TASK BRIEF: Starting from the first line, set down the entire listing exactly.

INFORMATION SHOWN:
═══
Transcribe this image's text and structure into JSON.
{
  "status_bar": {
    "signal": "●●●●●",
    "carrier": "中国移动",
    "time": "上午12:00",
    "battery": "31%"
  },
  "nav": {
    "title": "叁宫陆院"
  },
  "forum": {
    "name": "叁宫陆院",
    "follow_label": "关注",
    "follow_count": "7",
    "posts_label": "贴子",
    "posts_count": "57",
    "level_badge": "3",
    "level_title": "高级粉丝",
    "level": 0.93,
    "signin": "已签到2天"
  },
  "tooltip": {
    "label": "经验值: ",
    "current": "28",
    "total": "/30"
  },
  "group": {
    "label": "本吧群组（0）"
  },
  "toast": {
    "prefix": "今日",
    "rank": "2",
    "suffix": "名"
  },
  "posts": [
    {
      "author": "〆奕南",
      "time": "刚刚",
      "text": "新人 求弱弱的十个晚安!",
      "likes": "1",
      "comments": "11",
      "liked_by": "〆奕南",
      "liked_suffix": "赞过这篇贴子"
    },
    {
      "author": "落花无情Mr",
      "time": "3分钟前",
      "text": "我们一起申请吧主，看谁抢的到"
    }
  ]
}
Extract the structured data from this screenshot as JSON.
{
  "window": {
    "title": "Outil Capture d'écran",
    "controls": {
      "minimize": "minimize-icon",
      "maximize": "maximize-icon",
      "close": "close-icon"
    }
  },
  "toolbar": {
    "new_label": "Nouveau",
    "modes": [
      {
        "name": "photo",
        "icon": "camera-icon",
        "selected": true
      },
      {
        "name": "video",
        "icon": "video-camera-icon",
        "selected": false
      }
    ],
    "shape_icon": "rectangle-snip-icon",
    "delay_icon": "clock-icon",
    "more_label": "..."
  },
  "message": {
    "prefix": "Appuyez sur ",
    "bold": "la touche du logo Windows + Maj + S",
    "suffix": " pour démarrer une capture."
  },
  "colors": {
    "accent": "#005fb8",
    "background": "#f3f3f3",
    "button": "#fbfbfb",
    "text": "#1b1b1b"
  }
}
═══
WRITTEN ANSWER:
Transcribe this image's text and structure into JSON.
{
  "status_bar": {
    "signal": "●●●●●",
    "carrier": "中国移动",
    "time": "上午12:00",
    "battery": "31%"
  },
  "nav": {
    "title": "叁宫陆院"
  },
  "forum": {
    "name": "叁宫陆院",
    "follow_label": "关注",
    "follow_count": "7",
    "posts_label": "贴子",
    "posts_count": "57",
    "level_badge": "3",
    "level_title": "高级粉丝",
    "level": 0.93,
    "signin": "已签到2天"
  },
  "tooltip": {
    "label": "经验值: ",
    "current": "28",
    "total": "/30"
  },
  "group": {
    "label": "本吧群组（0）"
  },
  "toast": {
    "prefix": "今日",
    "rank": "2",
    "suffix": "名"
  },
  "posts": [
    {
      "author": "〆奕南",
      "time": "刚刚",
      "text": "新人 求弱弱的十个晚安!",
      "likes": "1",
      "comments": "11",
      "liked_by": "〆奕南",
      "liked_suffix": "赞过这篇贴子"
    },
    {
      "author": "落花无情Mr",
      "time": "3分钟前",
      "text": "我们一起申请吧主，看谁抢的到"
    }
  ]
}
Extract the structured data from this screenshot as JSON.
{
  "window": {
    "title": "Outil Capture d'écran",
    "controls": {
      "minimize": "minimize-icon",
      "maximize": "maximize-icon",
      "close": "close-icon"
    }
  },
  "toolbar": {
    "new_label": "Nouveau",
    "modes": [
      {
        "name": "photo",
        "icon": "camera-icon",
        "selected": true
      },
      {
        "name": "video",
        "icon": "video-camera-icon",
        "selected": false
      }
    ],
    "shape_icon": "rectangle-snip-icon",
    "delay_icon": "clock-icon",
    "more_label": "..."
  },
  "message": {
    "prefix": "Appuyez sur ",
    "bold": "la touche du logo Windows + Maj + S",
    "suffix": " pour démarrer une capture."
  },
  "colors": {
    "accent": "#005fb8",
    "background": "#f3f3f3",
    "button": "#fbfbfb",
    "text": "#1b1b1b"
  }
}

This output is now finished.